sEEG has revolutionized how drug-resistant epilepsy is managed. It not only has much lower morbidity, but also the ability to survey parts of the brain that can’t be surveyed with grids. Follow one patient’s dramatically improved outcomes after precision monitoring and epilepsy surgery.
At Children’s Hospital of Philadelphia (CHOP), advanced imaging and robot-assisted techniques guide epilepsy treatment options and ensure the safest, most targeted patient care.
For one particular young patient followed in this case, this precision treatment has been life changing. At one point in her life, Emily suffered 90 seizures a day. But now, thanks to resection surgery at Children’s Hospital of Philadelphia, the 11-year-old is seizure-free. The same diagnostic capabilities and technologies that helped Emily are changing the outcomes for many children with difficult-to-treat epilepsies.
When Emily was 22 months old, her parents noticed concerning symptoms that appeared neurological — eyes rolling up into her head, spasticity in her neck, and her arms stiffening.

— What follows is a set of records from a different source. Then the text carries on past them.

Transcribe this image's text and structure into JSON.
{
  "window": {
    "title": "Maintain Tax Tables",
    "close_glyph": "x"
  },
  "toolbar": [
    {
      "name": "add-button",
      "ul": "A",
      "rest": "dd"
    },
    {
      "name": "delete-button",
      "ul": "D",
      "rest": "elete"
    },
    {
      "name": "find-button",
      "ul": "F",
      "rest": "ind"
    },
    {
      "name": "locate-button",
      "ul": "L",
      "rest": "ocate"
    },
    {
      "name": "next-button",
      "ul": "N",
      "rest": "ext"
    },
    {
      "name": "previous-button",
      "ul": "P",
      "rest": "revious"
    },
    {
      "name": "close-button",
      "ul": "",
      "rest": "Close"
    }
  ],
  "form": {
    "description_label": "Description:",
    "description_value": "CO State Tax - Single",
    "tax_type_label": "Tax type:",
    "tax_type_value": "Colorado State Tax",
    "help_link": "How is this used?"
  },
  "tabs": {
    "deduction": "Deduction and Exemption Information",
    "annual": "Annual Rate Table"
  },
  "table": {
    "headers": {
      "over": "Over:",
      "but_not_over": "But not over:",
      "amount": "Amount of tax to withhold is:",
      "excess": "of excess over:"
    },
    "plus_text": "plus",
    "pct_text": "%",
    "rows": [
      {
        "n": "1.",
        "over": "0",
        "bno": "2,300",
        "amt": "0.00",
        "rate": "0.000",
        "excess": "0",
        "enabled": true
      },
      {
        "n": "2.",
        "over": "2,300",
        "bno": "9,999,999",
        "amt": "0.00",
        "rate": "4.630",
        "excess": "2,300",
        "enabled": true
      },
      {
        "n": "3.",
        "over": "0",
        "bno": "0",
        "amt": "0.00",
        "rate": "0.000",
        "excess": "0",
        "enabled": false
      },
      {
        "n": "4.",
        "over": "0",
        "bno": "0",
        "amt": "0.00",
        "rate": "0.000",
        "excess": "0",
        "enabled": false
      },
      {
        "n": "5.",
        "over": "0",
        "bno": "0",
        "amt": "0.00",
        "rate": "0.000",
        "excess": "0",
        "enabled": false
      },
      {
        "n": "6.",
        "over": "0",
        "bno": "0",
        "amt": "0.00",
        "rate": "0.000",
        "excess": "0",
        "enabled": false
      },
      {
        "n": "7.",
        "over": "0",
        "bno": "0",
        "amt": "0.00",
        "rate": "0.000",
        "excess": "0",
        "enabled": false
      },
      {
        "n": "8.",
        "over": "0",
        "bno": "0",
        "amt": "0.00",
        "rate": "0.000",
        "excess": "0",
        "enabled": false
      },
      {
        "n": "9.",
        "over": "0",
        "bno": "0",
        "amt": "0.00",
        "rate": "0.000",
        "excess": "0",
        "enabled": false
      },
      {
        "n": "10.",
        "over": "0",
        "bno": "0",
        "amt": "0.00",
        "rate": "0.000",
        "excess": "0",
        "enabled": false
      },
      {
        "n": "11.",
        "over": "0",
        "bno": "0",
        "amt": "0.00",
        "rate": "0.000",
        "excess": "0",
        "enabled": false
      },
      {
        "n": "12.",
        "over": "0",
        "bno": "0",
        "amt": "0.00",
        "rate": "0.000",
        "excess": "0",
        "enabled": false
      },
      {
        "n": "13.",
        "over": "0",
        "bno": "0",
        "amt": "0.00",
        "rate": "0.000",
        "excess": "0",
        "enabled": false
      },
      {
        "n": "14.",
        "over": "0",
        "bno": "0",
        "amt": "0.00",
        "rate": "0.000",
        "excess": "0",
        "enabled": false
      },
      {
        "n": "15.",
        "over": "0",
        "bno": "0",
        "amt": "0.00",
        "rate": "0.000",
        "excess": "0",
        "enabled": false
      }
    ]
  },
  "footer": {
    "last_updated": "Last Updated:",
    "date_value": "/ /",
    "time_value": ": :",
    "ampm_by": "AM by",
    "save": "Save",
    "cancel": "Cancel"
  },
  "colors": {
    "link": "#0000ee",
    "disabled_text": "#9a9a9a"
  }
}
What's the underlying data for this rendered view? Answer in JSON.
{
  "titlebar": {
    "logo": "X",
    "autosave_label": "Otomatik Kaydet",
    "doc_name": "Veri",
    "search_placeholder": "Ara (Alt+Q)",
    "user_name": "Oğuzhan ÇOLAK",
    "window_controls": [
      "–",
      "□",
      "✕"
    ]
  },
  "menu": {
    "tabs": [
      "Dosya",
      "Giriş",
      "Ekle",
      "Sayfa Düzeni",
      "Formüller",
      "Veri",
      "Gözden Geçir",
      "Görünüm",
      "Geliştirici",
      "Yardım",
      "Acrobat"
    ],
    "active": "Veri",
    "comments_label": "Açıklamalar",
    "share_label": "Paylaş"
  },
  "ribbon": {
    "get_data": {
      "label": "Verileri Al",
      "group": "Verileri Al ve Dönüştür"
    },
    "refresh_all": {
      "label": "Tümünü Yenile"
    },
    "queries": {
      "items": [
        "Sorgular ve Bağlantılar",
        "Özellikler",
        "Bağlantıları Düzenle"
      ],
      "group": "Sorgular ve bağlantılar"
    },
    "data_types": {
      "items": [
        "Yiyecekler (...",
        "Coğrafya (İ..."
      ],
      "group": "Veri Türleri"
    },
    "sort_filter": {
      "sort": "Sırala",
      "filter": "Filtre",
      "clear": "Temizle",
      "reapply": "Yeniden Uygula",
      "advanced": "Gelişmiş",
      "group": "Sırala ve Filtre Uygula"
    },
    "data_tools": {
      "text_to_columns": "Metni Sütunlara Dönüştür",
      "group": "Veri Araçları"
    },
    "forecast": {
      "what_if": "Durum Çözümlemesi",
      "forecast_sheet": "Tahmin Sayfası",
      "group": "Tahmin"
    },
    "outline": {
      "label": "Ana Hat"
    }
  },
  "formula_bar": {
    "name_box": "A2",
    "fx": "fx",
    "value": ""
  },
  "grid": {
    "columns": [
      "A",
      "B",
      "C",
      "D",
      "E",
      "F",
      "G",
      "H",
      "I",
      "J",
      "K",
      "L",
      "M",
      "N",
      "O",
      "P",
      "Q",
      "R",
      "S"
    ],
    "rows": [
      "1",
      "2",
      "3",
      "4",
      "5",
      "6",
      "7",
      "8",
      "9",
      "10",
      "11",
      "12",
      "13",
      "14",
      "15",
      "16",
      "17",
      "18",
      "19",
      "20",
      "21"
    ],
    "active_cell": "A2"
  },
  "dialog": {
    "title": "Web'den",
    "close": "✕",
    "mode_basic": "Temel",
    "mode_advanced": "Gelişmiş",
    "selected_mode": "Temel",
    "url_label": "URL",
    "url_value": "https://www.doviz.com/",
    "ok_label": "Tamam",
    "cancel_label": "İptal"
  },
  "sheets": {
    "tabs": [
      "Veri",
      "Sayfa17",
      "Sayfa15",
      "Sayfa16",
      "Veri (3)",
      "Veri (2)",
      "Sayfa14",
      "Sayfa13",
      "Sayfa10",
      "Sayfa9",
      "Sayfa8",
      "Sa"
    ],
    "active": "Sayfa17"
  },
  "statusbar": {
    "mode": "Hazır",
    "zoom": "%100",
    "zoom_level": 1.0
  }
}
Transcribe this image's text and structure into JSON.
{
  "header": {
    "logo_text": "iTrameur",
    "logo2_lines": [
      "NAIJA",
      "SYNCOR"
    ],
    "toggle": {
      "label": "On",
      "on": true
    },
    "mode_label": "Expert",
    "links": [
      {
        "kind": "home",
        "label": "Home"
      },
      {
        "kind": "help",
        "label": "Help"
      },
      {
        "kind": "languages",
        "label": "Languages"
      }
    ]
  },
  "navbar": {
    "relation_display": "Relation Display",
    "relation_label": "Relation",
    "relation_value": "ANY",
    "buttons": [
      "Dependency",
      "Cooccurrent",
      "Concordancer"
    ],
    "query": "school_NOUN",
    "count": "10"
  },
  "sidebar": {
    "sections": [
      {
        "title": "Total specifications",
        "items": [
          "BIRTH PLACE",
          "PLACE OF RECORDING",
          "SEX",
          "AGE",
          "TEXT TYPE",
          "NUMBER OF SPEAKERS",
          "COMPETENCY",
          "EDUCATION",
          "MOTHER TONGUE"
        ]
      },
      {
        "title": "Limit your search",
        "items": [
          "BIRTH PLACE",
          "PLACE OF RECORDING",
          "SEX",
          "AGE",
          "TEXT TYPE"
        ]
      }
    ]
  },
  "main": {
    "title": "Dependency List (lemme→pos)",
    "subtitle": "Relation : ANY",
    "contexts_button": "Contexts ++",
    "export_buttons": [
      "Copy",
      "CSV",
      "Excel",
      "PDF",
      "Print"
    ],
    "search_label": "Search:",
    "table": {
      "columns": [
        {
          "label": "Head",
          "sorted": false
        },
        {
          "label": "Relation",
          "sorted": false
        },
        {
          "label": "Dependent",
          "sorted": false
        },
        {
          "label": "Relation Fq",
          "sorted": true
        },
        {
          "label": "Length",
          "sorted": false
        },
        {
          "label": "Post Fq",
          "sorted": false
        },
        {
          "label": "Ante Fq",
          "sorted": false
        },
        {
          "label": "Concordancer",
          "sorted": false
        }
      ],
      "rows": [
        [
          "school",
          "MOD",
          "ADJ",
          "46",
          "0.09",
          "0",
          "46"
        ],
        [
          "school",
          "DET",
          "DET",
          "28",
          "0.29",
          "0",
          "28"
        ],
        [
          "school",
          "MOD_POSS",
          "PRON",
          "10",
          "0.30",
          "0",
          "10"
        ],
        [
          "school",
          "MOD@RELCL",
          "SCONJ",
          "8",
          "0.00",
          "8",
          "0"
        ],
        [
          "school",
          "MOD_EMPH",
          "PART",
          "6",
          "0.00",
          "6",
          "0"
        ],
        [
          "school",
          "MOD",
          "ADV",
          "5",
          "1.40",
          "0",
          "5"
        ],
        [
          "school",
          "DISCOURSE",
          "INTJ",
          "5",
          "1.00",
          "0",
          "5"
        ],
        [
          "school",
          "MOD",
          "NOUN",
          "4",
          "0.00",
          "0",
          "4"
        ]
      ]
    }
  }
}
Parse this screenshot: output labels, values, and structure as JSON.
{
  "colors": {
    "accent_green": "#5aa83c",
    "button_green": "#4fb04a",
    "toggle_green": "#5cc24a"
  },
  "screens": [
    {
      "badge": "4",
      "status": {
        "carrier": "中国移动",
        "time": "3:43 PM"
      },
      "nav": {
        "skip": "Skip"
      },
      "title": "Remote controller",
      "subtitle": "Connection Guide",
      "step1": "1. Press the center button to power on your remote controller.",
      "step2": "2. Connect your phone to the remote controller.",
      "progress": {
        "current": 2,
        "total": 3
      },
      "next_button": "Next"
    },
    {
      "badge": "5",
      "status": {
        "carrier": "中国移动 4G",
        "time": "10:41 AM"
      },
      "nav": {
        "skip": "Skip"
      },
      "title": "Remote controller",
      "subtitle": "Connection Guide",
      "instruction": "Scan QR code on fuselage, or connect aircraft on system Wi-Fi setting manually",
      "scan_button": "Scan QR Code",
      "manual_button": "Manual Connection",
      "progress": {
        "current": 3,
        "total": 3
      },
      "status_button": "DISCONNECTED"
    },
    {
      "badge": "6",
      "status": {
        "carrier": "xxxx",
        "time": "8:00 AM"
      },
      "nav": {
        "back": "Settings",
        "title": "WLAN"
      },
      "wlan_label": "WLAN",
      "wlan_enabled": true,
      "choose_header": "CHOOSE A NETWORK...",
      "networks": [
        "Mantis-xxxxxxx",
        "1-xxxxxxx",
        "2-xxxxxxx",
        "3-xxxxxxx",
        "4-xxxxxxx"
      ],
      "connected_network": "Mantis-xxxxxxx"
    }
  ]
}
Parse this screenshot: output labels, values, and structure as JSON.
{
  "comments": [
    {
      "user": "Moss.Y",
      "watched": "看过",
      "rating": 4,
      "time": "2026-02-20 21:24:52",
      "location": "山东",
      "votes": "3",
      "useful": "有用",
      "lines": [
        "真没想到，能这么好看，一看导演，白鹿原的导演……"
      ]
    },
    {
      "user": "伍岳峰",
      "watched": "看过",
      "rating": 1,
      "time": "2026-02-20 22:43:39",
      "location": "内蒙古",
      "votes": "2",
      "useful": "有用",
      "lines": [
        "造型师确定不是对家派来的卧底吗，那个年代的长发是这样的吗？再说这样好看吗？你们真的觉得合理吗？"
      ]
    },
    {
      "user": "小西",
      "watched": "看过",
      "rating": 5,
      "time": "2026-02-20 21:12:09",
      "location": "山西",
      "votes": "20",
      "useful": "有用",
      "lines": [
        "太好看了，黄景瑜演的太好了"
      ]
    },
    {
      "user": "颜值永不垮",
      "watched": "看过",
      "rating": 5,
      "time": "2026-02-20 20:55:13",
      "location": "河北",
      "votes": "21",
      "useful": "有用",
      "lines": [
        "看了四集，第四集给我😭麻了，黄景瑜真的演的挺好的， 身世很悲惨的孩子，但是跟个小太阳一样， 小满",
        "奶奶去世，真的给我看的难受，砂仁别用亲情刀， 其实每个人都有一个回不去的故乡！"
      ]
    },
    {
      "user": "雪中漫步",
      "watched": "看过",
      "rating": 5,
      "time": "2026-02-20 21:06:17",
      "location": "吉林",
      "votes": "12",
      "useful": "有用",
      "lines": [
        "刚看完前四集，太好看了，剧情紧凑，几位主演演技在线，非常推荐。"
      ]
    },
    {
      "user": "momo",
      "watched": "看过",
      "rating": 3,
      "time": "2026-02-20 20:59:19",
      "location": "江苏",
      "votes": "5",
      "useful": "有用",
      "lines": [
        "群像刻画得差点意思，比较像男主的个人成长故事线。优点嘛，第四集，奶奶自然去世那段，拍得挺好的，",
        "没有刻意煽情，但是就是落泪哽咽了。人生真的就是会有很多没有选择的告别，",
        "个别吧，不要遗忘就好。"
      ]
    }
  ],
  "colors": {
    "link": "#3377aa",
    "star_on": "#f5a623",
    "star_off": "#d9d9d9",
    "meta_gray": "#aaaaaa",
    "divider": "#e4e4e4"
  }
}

After undergoing an electroencephalogram (EEG) at a hospital near her home, treating physicians diagnosed a seizure and prescribed medication. Seeking a more conclusive diagnosis, Emily’s parents contacted Children’s Hospital of Philadelphia. The Pediatric Epilepsy Program at CHOP specializes in the diagnosis, evaluation and treatment of children with epilepsy.
Management of a complex seizure disorder
A brain MRI at CHOP revealed that Emily had extensive left hemisphere injury from a presumed perinatal stroke. This brain injury led to developmental impairments including right arm weakness and learning difficulties, but was also the cause of her seizures. After the first anti-seizure medications failed to stop the seizures completely, other treatment options were considered, including the ketogenic diet.
While on the diet, Emily’s seizure frequency dropped from 80-90 tonic/atonic seizures daily to near-seizure freedom within six weeks. Her language and social skills advanced significantly during this period of seizure control. But over time, when she weaned off the diet, seizures returned.
When Emily was 9 years old, she started having convulsive seizures twice a week. Her physician, pediatric neurologist Sudha Kessler, MD, MSCE, recommended evaluation for epilepsy surgery to remove the section of brain generating the seizures.
Stereo-EEG monitoring to pinpoint seizure source for epilepsy surgery
After further tests, including inpatient EEG monitoring and magnetoencephalography (MEG), Dr. Kessler and her team recommended stereoelectroencephalography (sEEG), which involves the placement of needle electrodes to precisely pinpoint the area of brain producing seizures to determine if it can be safely removed.
In the last five to 10 years, sEEG has revolutionized how drug-resistant epilepsy is managed. It not only has much lower morbidity, but it also has the ability to survey parts of the brain you can’t survey with grids. It can also survey both sides of the brain and multiple lobes at once.
The strategy was to use sEEG to confirm that Emily’s seizures were starting in the most injured parts of her left hemisphere, confirm that her frontal lobe was not involved at onset, confirm that the right side of her brain was not involved at onset, and determine if she had language function in her left frontal lobe. The sEEG study confirmed all of these things. Emily had brain injury in her temporal, occipital and parietal lobes, including immediately behind her primary sensory strip, which is right behind the primary motor strip; these areas govern movement on the opposite side of the body.
Emily suffered her last seizure the morning before epilepsy surgery. Pediatric neurosurgeon Benjamin Kennedy, MD, resected her left temporal, parietal and occipital lobes right up to the primary sensory strip. Emily recovered without any neurologic deficit and has been seizure-free since.
Emily returns to CHOP every six months to check in with Dr. Kessler. She still takes one seizure medication to ensure the seizures stay at bay, and will likely need to for the rest of her life.
Searching for the genetic cause of epilepsy
We are increasingly identifying genetic causes in children with presumed acquired epilepsies. Learning more about the drivers of epilepsy will lead to more personalized care, not just with medicine, but for candidacy for vagus nerve stimulation (VNS) and deep brain stimulation (DBS) as well. Also, with better understandings of epileptic networks, we will have better targeting for resection, ablation and responsive neurostimulation (RNS), leading to better outcomes.
CHOP’s Epilepsy Neurogenetics Initiative (ENGIN) is a specialized program that strives to diagnose, treat and ultimately cure epilepsy through imaging, neurophysiologic testing, genetic testing and individualized therapy. Through ENGIN, we will provide increased access to genetic testing and incorporate a genetic evaluation into the diagnostic workup of all children with unexplained epilepsy. Identifying a genetic cause remains a critical first step in understanding the underlying biological mechanisms of seizure disorders, which we hope will enable the development of new breakthroughs in terms of treatments for epilepsies.